Sometimes the damage of acid rain on monuments is irreversible acid rain is erasing most of the art in the dampier rock art complex in australia, and it is estimated that by the middle of the 21st century, most of this art will disappear completely.
Acid rain is a threat to both natural areas and to our national monuments and memorials many monuments are made from limestone, marble, and bronze-materials that can be altered or slowly dissolved by acid precipitation.
Green streaks are evidence of acid rain's effect on the ulysses s grant memorial beyond the national mall acid rain affects natural areas too, especially lakes, streams, and watersheds it changes water chemistry in ways that can affect algae, fish, aquatic plants, frogs, salamanders, and other aquatic creatures.
When acid rain falls on historical monuments of limestone or marble, a chemical reaction takes place which has a corrosive effect on these structures the reaction dissolves the material, leading to permanent damage. Due to acid rain, some heritage buildings and monuments of architectural and historical importance are in danger in different parts of the world acid of the acid rain attack marble, limestone etc of which such architectures are made of.
Acid rain, a byproduct of the some of the greatest measurable effects of acid rain can be observed on human constructions, particularly old buildings with facades built of corrosion-prone metals such as copper and porous stone such as limestone unfortunately, buildings and monuments at most of the world's most important heritage places. Acid rain and other atmospheric pollutants may sometime cause great damage to historical monuments a fierce controversy has recently been generated in india as to whether or not the oil refinery in mathura poses a threat to the taj mahal in agra (some 64 km from mathura) an expert committee.
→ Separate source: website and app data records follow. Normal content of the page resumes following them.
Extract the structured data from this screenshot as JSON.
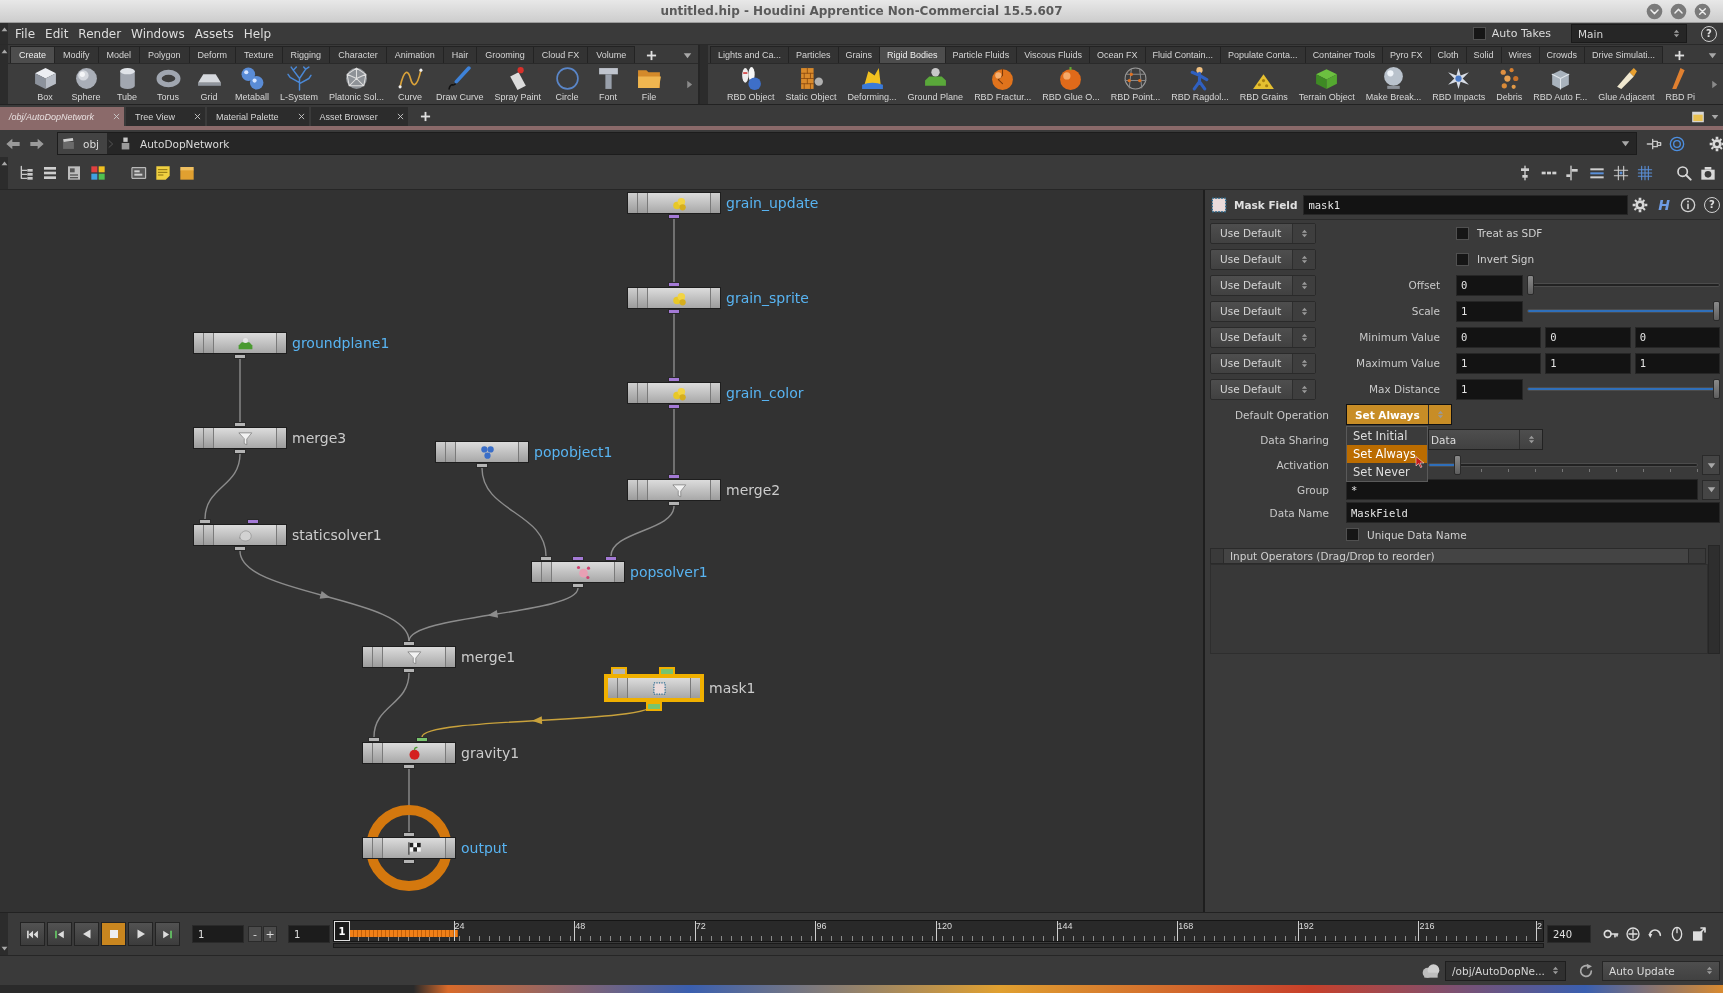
{
  "window": {
    "title": "untitled.hip - Houdini Apprentice Non-Commercial 15.5.607"
  },
  "menu_bar": {
    "items": [
      "File",
      "Edit",
      "Render",
      "Windows",
      "Assets",
      "Help"
    ],
    "auto_takes": {
      "label": "Auto Takes",
      "checked": false
    },
    "desktop": "Main",
    "help_button": "?"
  },
  "shelves": [
    {
      "tabs": [
        {
          "label": "Create",
          "selected": true
        },
        {
          "label": "Modify",
          "selected": false
        },
        {
          "label": "Model",
          "selected": false
        },
        {
          "label": "Polygon",
          "selected": false
        },
        {
          "label": "Deform",
          "selected": false
        },
        {
          "label": "Texture",
          "selected": false
        },
        {
          "label": "Rigging",
          "selected": false
        },
        {
          "label": "Character",
          "selected": false
        },
        {
          "label": "Animation",
          "selected": false
        },
        {
          "label": "Hair",
          "selected": false
        },
        {
          "label": "Grooming",
          "selected": false
        },
        {
          "label": "Cloud FX",
          "selected": false
        },
        {
          "label": "Volume",
          "selected": false
        }
      ],
      "tools": [
        "Box",
        "Sphere",
        "Tube",
        "Torus",
        "Grid",
        "Metaball",
        "L-System",
        "Platonic Sol...",
        "Curve",
        "Draw Curve",
        "Spray Paint",
        "Circle",
        "Font",
        "File"
      ]
    },
    {
      "tabs": [
        {
          "label": "Lights and Ca...",
          "selected": false
        },
        {
          "label": "Particles",
          "selected": false
        },
        {
          "label": "Grains",
          "selected": false
        },
        {
          "label": "Rigid Bodies",
          "selected": true
        },
        {
          "label": "Particle Fluids",
          "selected": false
        },
        {
          "label": "Viscous Fluids",
          "selected": false
        },
        {
          "label": "Ocean FX",
          "selected": false
        },
        {
          "label": "Fluid Contain...",
          "selected": false
        },
        {
          "label": "Populate Conta...",
          "selected": false
        },
        {
          "label": "Container Tools",
          "selected": false
        },
        {
          "label": "Pyro FX",
          "selected": false
        },
        {
          "label": "Cloth",
          "selected": false
        },
        {
          "label": "Solid",
          "selected": false
        },
        {
          "label": "Wires",
          "selected": false
        },
        {
          "label": "Crowds",
          "selected": false
        },
        {
          "label": "Drive Simulati...",
          "selected": false
        }
      ],
      "tools": [
        "RBD Object",
        "Static Object",
        "Deforming...",
        "Ground Plane",
        "RBD Fractur...",
        "RBD Glue O...",
        "RBD Point...",
        "RBD Ragdol...",
        "RBD Grains",
        "Terrain Object",
        "Make Break...",
        "RBD Impacts",
        "Debris",
        "RBD Auto F...",
        "Glue Adjacent",
        "RBD Pi"
      ]
    }
  ],
  "pane_tabs": [
    {
      "label": "/obj/AutoDopNetwork",
      "selected": true
    },
    {
      "label": "Tree View",
      "selected": false
    },
    {
      "label": "Material Palette",
      "selected": false
    },
    {
      "label": "Asset Browser",
      "selected": false
    }
  ],
  "path_bar": {
    "crumbs": [
      "obj",
      "AutoDopNetwork"
    ]
  },
  "network": {
    "nodes": [
      {
        "name": "grain_update",
        "kind": "grain",
        "color": "#58b4f2",
        "selected": false,
        "displayed": false
      },
      {
        "name": "grain_sprite",
        "kind": "grain",
        "color": "#58b4f2",
        "selected": false,
        "displayed": false
      },
      {
        "name": "groundplane1",
        "kind": "ground",
        "color": "#58b4f2",
        "selected": false,
        "displayed": false
      },
      {
        "name": "grain_color",
        "kind": "grain",
        "color": "#58b4f2",
        "selected": false,
        "displayed": false
      },
      {
        "name": "merge3",
        "kind": "merge",
        "color": "#cccccc",
        "selected": false,
        "displayed": false
      },
      {
        "name": "popobject1",
        "kind": "pop_object",
        "color": "#58b4f2",
        "selected": false,
        "displayed": false
      },
      {
        "name": "merge2",
        "kind": "merge",
        "color": "#cccccc",
        "selected": false,
        "displayed": false
      },
      {
        "name": "staticsolver1",
        "kind": "static_solver",
        "color": "#cccccc",
        "selected": false,
        "displayed": false
      },
      {
        "name": "popsolver1",
        "kind": "pop_solver",
        "color": "#58b4f2",
        "selected": false,
        "displayed": false
      },
      {
        "name": "merge1",
        "kind": "merge",
        "color": "#cccccc",
        "selected": false,
        "displayed": false
      },
      {
        "name": "mask1",
        "kind": "mask",
        "color": "#cccccc",
        "selected": true,
        "displayed": false
      },
      {
        "name": "gravity1",
        "kind": "gravity",
        "color": "#cccccc",
        "selected": false,
        "displayed": false
      },
      {
        "name": "output",
        "kind": "output",
        "color": "#58b4f2",
        "selected": false,
        "displayed": true
      }
    ]
  },
  "parameters": {
    "type": "Mask Field",
    "name": "mask1",
    "header_buttons": [
      {
        "kind": "settings"
      },
      {
        "kind": "letter",
        "text": "H"
      },
      {
        "kind": "info"
      },
      {
        "kind": "circled",
        "text": "?"
      }
    ],
    "rows": [
      {
        "kind": "toggle",
        "override": "Use Default",
        "label": "Treat as SDF",
        "checked": false
      },
      {
        "kind": "toggle",
        "override": "Use Default",
        "label": "Invert Sign",
        "checked": false
      },
      {
        "kind": "slider",
        "override": "Use Default",
        "label": "Offset",
        "value": "0",
        "level": 0
      },
      {
        "kind": "slider",
        "override": "Use Default",
        "label": "Scale",
        "value": "1",
        "level": 1
      },
      {
        "kind": "vector",
        "override": "Use Default",
        "label": "Minimum Value",
        "values": [
          "0",
          "0",
          "0"
        ]
      },
      {
        "kind": "vector",
        "override": "Use Default",
        "label": "Maximum Value",
        "values": [
          "1",
          "1",
          "1"
        ]
      },
      {
        "kind": "slider",
        "override": "Use Default",
        "label": "Max Distance",
        "value": "1",
        "level": 1
      },
      {
        "kind": "menu",
        "label": "Default Operation",
        "value": "Set Always",
        "open": true,
        "options": [
          {
            "label": "Set Initial",
            "selected": false
          },
          {
            "label": "Set Always",
            "selected": true
          },
          {
            "label": "Set Never",
            "selected": false
          }
        ]
      },
      {
        "kind": "menu",
        "label": "Data Sharing",
        "value": "Data",
        "open": false
      },
      {
        "kind": "slider",
        "label": "Activation",
        "level": 0.1,
        "menu": true
      },
      {
        "kind": "string",
        "label": "Group",
        "value": "*",
        "menu": true
      },
      {
        "kind": "string",
        "label": "Data Name",
        "value": "MaskField"
      },
      {
        "kind": "toggle",
        "label": "Unique Data Name",
        "checked": false
      }
    ],
    "multiparm": {
      "label": "Input Operators (Drag/Drop to reorder)"
    }
  },
  "timeline": {
    "stopped": true,
    "current_frame": "1",
    "step_buttons": [
      "-",
      "+"
    ],
    "start_frame": "1",
    "marker": "1",
    "cache": {
      "level": 0.1
    },
    "ticks": [
      "24",
      "48",
      "72",
      "96",
      "120",
      "144",
      "168",
      "192",
      "216",
      "2"
    ],
    "end_frame": "240"
  },
  "status_bar": {
    "path": "/obj/AutoDopNe...",
    "update_mode": "Auto Update"
  }
}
Concern about the effects of acid rain on building materials was raised in a house of commons select committee report in september 1984 as part of the governments response, the buildings effect review group (berg) was established to give considered advice on the effects of acid deposition on buildings. Acid rain effects on buildings acids have a corrosive effect on limestone or marble buildings or sculptures it is well established that either wet or dry deposition of sulfur dioxide significantly increases the rate of corrosion on limestone, sandstone, and marble. Acid rain, a byproduct of the large-scale burning of sulfates and nitrates, has been an observed phenomenon since the very earliest years of the industrial revolution in 1872, when english scientist robert angus smith wrote of its corrosive effect on buildings and plants as large amounts of these chemicals are released into the atmosphere.